Local Authorities, advised by and working through their public health teams, have also done a great deal to address health inequalities during the pandemic by standing up new local targeted interventions but also by maintaining equitable access to existing core services during the pandemic under often very challenging circumstances.
What is PHE doing?
One of PHE’s key contributions throughout the pandemic has been the reporting of inequalities. Careful accumulation, management and reporting of relevant data provides the vital intelligence needed to guide management of the pandemic, including work to address inequalities. The coronavirus dashboard provides daily detailed information on the spread of the virus down to small area level, highlighting stark geographical inequality across the country. Weekly surveillance reports provide further information and breakdown by age and ethnicity , and our excess mortality reports show the differential impact of the pandemic by age, gender, ethnicity and deprivation.
Other PHE publications include the Wider Impacts of COVID-19 on Health (WICH) monitoring tool, to understand the indirect effects of the COVID-19 pandemic on the population’s health and wellbeing and on inequalities. COVID-19 and the restrictions in place have an impact on many factors related to health, such as access to healthcare, what food we buy and how active we are.
PHE also produced guidance to help protect some of the most vulnerable, including for hostel services for people experiencing homelessness and rough sleeping, for prisons and places of detention, as well as translating key guidance in multiple languages. Other existing PHE resources can support health professionals and local partners in addressing health inequalities, such as the Health Equity Assessment Tool (HEAT) , the place-based approaches to inequalities and guidance on community-centred approaches to health and wellbeing.
In response to PHE’s review of disparities in risks and outcomes, the government committed to taking action to improve the evidence base on disparities and to protecting those at greatest risk across the UK. In October the Minister for Equalities, Kemi Badenoch MP, published the first quarterly report on progress to understand and tackle COVID-19 disparities experienced by individuals from an ethnic minority background. This was accompanied by the announcement of a new ‘Community Champions’ scheme that will ‘provide funding to enhance existing communication strategies in the most at risk places, and fund work with grassroots advocates from impacted communities’.
Where are we now?
Sadly, it seems likely that the current increase in illness due to coronavirus will continue to affect disadvantaged groups disproportionately.

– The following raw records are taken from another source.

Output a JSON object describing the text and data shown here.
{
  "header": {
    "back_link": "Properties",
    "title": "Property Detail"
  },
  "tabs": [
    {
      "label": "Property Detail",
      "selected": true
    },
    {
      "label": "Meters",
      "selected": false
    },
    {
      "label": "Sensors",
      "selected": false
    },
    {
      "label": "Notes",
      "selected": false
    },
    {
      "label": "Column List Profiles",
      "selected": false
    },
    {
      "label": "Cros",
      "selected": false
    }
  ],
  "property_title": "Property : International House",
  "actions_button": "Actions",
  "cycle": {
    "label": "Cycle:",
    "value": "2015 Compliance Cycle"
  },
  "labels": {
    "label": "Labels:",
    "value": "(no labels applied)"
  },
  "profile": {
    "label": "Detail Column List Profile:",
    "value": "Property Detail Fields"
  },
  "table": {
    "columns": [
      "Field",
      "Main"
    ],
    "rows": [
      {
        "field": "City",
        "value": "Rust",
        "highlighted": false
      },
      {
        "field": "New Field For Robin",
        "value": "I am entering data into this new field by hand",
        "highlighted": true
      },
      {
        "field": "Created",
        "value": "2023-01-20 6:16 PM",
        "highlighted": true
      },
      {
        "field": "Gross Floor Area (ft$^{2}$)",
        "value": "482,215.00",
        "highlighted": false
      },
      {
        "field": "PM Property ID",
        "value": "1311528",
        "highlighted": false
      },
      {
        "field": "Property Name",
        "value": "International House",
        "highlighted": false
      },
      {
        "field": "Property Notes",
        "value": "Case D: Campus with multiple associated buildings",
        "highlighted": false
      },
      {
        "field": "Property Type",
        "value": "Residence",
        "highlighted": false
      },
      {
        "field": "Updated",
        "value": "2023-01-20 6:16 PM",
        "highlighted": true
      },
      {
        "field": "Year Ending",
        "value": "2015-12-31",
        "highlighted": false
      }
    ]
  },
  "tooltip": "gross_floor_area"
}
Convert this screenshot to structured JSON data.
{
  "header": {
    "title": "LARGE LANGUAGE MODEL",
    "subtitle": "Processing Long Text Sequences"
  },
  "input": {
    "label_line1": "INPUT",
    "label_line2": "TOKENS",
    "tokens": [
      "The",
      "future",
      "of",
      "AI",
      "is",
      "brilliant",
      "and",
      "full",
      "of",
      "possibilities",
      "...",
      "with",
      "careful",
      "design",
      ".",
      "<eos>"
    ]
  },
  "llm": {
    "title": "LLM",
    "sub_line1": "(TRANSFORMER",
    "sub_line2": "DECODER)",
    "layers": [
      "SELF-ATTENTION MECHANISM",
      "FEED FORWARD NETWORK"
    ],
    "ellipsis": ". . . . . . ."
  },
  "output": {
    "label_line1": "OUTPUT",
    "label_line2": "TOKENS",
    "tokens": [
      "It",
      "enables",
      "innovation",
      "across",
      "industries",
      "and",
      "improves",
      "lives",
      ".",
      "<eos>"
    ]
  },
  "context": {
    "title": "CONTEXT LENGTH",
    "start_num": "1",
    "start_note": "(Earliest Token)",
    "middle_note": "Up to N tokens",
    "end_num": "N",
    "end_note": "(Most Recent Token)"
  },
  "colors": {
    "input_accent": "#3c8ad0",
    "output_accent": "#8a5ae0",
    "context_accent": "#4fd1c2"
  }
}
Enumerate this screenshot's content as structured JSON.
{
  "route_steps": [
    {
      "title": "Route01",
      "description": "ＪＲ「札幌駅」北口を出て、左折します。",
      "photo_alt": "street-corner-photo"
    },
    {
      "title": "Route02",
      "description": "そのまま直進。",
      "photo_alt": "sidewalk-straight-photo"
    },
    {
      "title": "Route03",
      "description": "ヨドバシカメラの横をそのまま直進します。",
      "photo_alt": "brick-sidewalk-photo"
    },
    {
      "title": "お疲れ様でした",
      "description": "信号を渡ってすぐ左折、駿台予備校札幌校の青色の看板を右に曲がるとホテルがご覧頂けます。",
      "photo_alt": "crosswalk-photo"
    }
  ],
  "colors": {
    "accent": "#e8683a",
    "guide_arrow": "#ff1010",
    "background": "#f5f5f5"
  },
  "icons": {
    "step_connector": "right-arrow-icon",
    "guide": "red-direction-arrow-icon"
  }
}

The latest report from the Intensive Care National Audit and Research Centre (ICNARC) shows that the proportion of patients in intensive care in England from the most deprived quintile rose from 26.0% before August 30th to 37.9% by end of September , as numbers of COVID-19 cases increased. Equally, while excess deaths seem to be higher than the expected baseline for most ethnic groups, the difference is higher for both men and women of Black and Asian ethnic groups that in White ethnic groups in the last week of available data.
We must keep in mind that health inequalities, although long standing and widespread, are potentially avoidable. We are much better placed now to tackle inequality due to the pandemic and to provide the advice, protection, treatment and support required to reduce its effect. Recognising the impact that COVID-19 has had on health inequalities and acting on this knowledge decisively is a high priority for the next phase of the pandemic response. It will however require determined and co-ordinated action by multiple agencies at national and local level if we are to successfully tackle what is a complex and multi-faceted problem.